posted on 18.06.2015, 00:00 by Yan Yang, Matthew B. Zimmt

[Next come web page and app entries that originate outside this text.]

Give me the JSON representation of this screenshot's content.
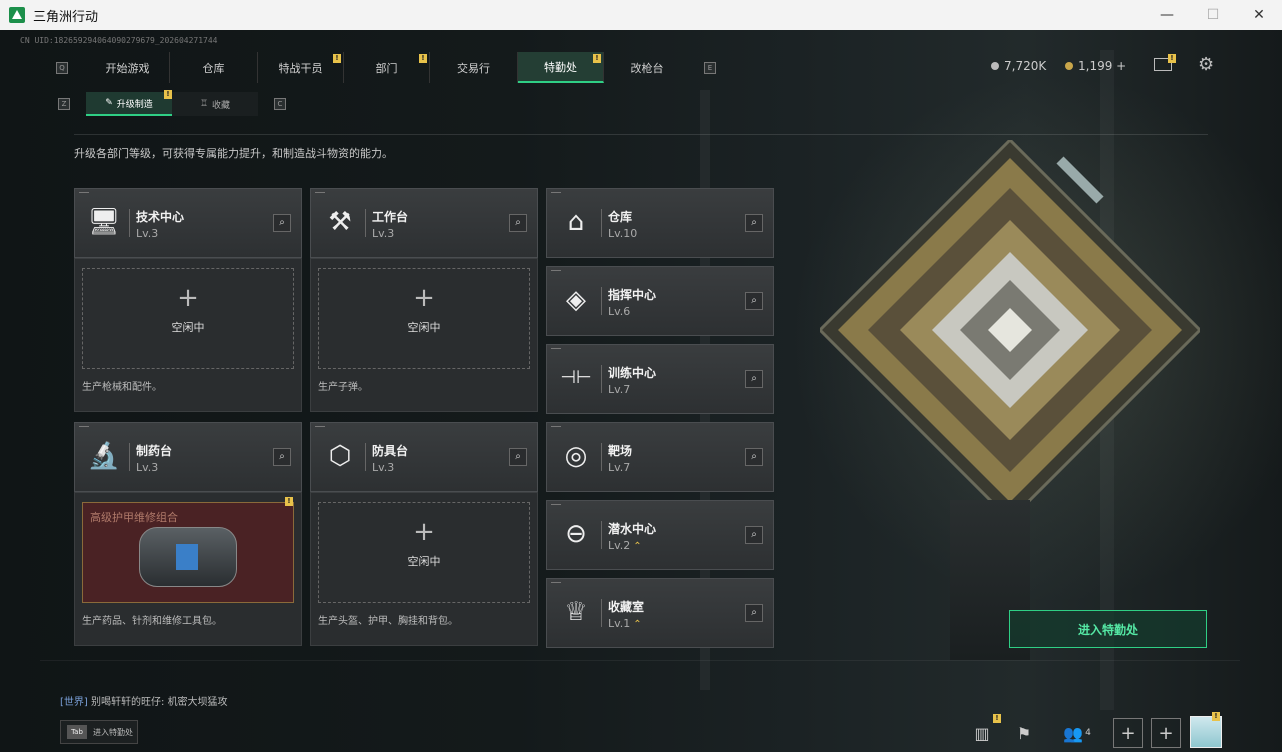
{
  "window": {
    "title": "三角洲行动",
    "minimize": "—",
    "maximize": "☐",
    "close": "✕"
  },
  "uid": "CN UID:182659294064090279679_202604271744",
  "nav": {
    "left_key": "Q",
    "right_key": "E",
    "tabs": [
      {
        "label": "开始游戏",
        "badge": ""
      },
      {
        "label": "仓库",
        "badge": ""
      },
      {
        "label": "特战干员",
        "badge": "!"
      },
      {
        "label": "部门",
        "badge": "!"
      },
      {
        "label": "交易行",
        "badge": ""
      },
      {
        "label": "特勤处",
        "badge": "!"
      },
      {
        "label": "改枪台",
        "badge": ""
      }
    ],
    "active": "特勤处"
  },
  "subnav": {
    "left_key": "Z",
    "right_key": "C",
    "tabs": [
      {
        "label": "升级制造",
        "badge": "!"
      },
      {
        "label": "收藏",
        "badge": ""
      }
    ]
  },
  "currency": {
    "silver": "7,720K",
    "gold": "1,199 +"
  },
  "description": "升级各部门等级，可获得专属能力提升，和制造战斗物资的能力。",
  "stations": [
    {
      "name": "技术中心",
      "level": "Lv.3",
      "icon": "monitor-icon",
      "symbol": "🖥"
    },
    {
      "name": "工作台",
      "level": "Lv.3",
      "icon": "tools-icon",
      "symbol": "⚒"
    },
    {
      "name": "制药台",
      "level": "Lv.3",
      "icon": "microscope-icon",
      "symbol": "🔬"
    },
    {
      "name": "防具台",
      "level": "Lv.3",
      "icon": "cubes-icon",
      "symbol": "⬡"
    }
  ],
  "slots": [
    {
      "status": "空闲中",
      "plus": "+",
      "caption": "生产枪械和配件。"
    },
    {
      "status": "空闲中",
      "plus": "+",
      "caption": "生产子弹。"
    },
    {
      "status": "",
      "plus": "",
      "caption": "生产药品、针剂和维修工具包。",
      "product": "高级护甲维修组合",
      "badge": "!"
    },
    {
      "status": "空闲中",
      "plus": "+",
      "caption": "生产头盔、护甲、胸挂和背包。"
    }
  ],
  "departments": [
    {
      "name": "仓库",
      "level": "Lv.10",
      "up": "",
      "icon": "vault-icon",
      "symbol": "⌂"
    },
    {
      "name": "指挥中心",
      "level": "Lv.6",
      "up": "",
      "icon": "chip-icon",
      "symbol": "◈"
    },
    {
      "name": "训练中心",
      "level": "Lv.7",
      "up": "",
      "icon": "dumbbell-icon",
      "symbol": "⊣⊢"
    },
    {
      "name": "靶场",
      "level": "Lv.7",
      "up": "",
      "icon": "target-icon",
      "symbol": "◎"
    },
    {
      "name": "潜水中心",
      "level": "Lv.2",
      "up": "⌃",
      "icon": "diving-mask-icon",
      "symbol": "⊖"
    },
    {
      "name": "收藏室",
      "level": "Lv.1",
      "up": "⌃",
      "icon": "trophy-icon",
      "symbol": "♕"
    }
  ],
  "search_symbol": "⌕",
  "enter_button": "进入特勤处",
  "chat": {
    "channel": "[世界]",
    "sender": "别喝轩轩的旺仔:",
    "message": "机密大坝猛攻"
  },
  "tab_hint": {
    "key": "Tab",
    "label": "进入特勤处"
  },
  "bottom": {
    "friends_count": "4",
    "plus": "+"
  },
  "colors": {
    "accent": "#2fcf85",
    "badge": "#e8c24a"
  }
}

The morphology of monolayers assembled from mixtures of a shape-amphiphilic molecule, {33,19} = 1-((hentriaconta-14,16-diyn-1-yloxy)­methyl)-5-((heptadecyloxy)­methyl)­anthracene, and a symmetric molecule, {192}, at the solution–HOPG interface depends strongly on the components’ solution concentrations and sample annealing history. The kinked alkadiyne side chain, {33}, packs optimally only with antiparallel aligned, {33} side chains. Thus, optimal packing of {33} side chains should assemble “{33} stripes” consisting of two adjacent {33,19} columns with interdigitated {33} chains. The aliphatic {19} side chain of {33,19} can pack with antiparallel aligned {19} side chains from {192} or from {33,19}. Thus, {33} stripes can incorporate as “guests” within {192} “host” monolayers. The composition and morphology of monolayers formed by drop casting solutions of {33,19} and {192} at 19 °C are dominated by assembly kinetics. Short {33} strips are immersed haphazardly in monolayers comprised mostly of {192}. Thermal annealing promotes fuller expression of {33,19}’s shape amphiphilicity and assembly of thermodynamically determined monolayers incorporating 1-D {33} stripes within a 2-D matrix of {192}. Larger solution mole fractions of {192} yield annealed monolayers with nearly constant {33} strip lengths, decreased {33} strip density, and increased {33} strip spacing.